Would you restate all the data that follows, word for word?
____
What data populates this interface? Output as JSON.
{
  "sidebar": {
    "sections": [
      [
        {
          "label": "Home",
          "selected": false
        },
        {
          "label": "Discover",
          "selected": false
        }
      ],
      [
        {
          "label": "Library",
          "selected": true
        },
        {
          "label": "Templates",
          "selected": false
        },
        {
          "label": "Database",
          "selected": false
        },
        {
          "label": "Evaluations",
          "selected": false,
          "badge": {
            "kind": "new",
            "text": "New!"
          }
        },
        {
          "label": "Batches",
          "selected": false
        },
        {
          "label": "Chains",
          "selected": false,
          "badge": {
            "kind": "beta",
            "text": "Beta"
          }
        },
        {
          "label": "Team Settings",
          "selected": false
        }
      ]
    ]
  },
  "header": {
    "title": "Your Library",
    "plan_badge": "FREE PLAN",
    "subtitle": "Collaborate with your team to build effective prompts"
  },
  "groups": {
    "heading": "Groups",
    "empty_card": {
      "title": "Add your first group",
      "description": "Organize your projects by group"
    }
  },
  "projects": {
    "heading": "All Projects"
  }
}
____
Problem solution:
What data populates this interface? Output as JSON.
{
  "sidebar": {
    "sections": [
      [
        {
          "label": "Home",
          "selected": false
        },
        {
          "label": "Discover",
          "selected": false
        }
      ],
      [
        {
          "label": "Library",
          "selected": true
        },
        {
          "label": "Templates",
          "selected": false
        },
        {
          "label": "Database",
          "selected": false
        },
        {
          "label": "Evaluations",
          "selected": false,
          "badge": {
            "kind": "new",
            "text": "New!"
          }
        },
        {
          "label": "Batches",
          "selected": false
        },
        {
          "label": "Chains",
          "selected": false,
          "badge": {
            "kind": "beta",
            "text": "Beta"
          }
        },
        {
          "label": "Team Settings",
          "selected": false
        }
      ]
    ]
  },
  "header": {
    "title": "Your Library",
    "plan_badge": "FREE PLAN",
    "subtitle": "Collaborate with your team to build effective prompts"
  },
  "groups": {
    "heading": "Groups",
    "empty_card": {
      "title": "Add your first group",
      "description": "Organize your projects by group"
    }
  },
  "projects": {
    "heading": "All Projects"
  }
}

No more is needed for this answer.